Edmund P. Russell

Membership:  2012

Member Bio

Edmund Russell was a Carson Fellow from October 2010 to May 2011 and in July 2012.
Edmund Russell is professor at the Department of History at the University of Kansas. Formerly he was an associate professor at the Department of Science, Technology, and Society and the Department of History at the University of Virginia. He received his Bachelor’s degree from Stanford University and his PhD from the University of Michigan. His research focuses on environmental history and the history of technology. Professor Russell has published on the environmental history of warfare, the impact of human beings on the evolution of populations of other species, the use of organisms as technology, and the value of science for historians, and environmental policy making. His work has won prizes from the American Society for Environmental History, the Society for the History of Technology, and the Forum for the History of Science in America.
At the Center, Russell began a new projectinvestigating how neuroscience might help humanists understand the relationship between people and environments. The brain lies at the center of this relationship, because it processes sensory information about the environment and guides responses to this information.

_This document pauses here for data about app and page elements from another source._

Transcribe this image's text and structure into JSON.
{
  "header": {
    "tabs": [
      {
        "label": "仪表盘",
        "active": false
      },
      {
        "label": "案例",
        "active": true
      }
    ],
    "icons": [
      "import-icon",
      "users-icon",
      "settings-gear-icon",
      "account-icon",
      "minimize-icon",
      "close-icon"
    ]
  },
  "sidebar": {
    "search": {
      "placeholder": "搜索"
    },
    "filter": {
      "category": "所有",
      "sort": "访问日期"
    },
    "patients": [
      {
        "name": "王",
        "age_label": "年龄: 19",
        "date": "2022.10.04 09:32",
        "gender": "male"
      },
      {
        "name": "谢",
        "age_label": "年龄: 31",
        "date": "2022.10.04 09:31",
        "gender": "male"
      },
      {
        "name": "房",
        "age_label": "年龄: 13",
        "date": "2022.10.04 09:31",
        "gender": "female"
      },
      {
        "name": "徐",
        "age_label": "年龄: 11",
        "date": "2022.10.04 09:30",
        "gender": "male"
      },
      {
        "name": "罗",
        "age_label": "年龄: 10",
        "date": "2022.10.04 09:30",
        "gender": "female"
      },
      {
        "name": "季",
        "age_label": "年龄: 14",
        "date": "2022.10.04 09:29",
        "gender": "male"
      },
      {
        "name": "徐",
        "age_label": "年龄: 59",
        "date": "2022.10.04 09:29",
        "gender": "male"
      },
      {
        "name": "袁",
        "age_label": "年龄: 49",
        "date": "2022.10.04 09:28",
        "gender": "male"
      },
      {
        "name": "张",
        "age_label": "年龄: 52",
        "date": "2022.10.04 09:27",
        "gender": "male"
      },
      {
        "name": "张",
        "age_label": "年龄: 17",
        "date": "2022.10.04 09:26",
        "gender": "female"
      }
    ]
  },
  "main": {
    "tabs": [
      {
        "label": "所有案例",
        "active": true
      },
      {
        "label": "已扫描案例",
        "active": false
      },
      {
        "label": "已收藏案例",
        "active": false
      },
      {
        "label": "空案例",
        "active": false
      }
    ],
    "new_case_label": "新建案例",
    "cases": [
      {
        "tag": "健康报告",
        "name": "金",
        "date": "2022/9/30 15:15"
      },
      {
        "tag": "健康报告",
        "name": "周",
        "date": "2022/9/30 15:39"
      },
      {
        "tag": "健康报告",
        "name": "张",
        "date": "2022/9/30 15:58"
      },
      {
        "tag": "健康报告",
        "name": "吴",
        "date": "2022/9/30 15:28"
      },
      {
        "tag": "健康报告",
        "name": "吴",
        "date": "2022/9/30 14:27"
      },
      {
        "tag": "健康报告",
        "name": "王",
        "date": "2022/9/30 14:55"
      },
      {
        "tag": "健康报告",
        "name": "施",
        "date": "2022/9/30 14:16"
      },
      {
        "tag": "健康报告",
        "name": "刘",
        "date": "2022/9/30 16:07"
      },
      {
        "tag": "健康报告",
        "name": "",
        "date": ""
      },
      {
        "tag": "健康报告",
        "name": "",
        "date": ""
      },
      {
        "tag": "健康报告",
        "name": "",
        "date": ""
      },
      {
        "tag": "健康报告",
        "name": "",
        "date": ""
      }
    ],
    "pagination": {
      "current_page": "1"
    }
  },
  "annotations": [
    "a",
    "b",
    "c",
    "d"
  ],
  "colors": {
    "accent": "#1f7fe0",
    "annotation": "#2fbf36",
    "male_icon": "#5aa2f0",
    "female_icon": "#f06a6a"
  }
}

  • Evolutionary History:  Uniting History and Biology to Understand Life on Earth. New York: Cambridge University Press, 2011.
  • Ed. with Richard P. Tucker. Natural Enemy, Natural Ally: Toward an Environmental History of War. Corvallis: Oregon State Univ. Press, 2004.
  • War and Nature: Fighting Humans and Insects with Chemicals from World War I to Silent Spring. New York: Cambridge University Press, 2001.
  • “Introduction:  The Garden in the Machine: Toward an Evolutionary History of Technology.” In Industrializing Organisms:  Introducing Evolutionary History, edited by Susan R. Schrepfer and Philip Scranton, 1-16. New York: Routledge, 2004.
  •  “Evolutionary History: Prospectus for a New Field.” Environmental History 8 (April 2003): 204-228.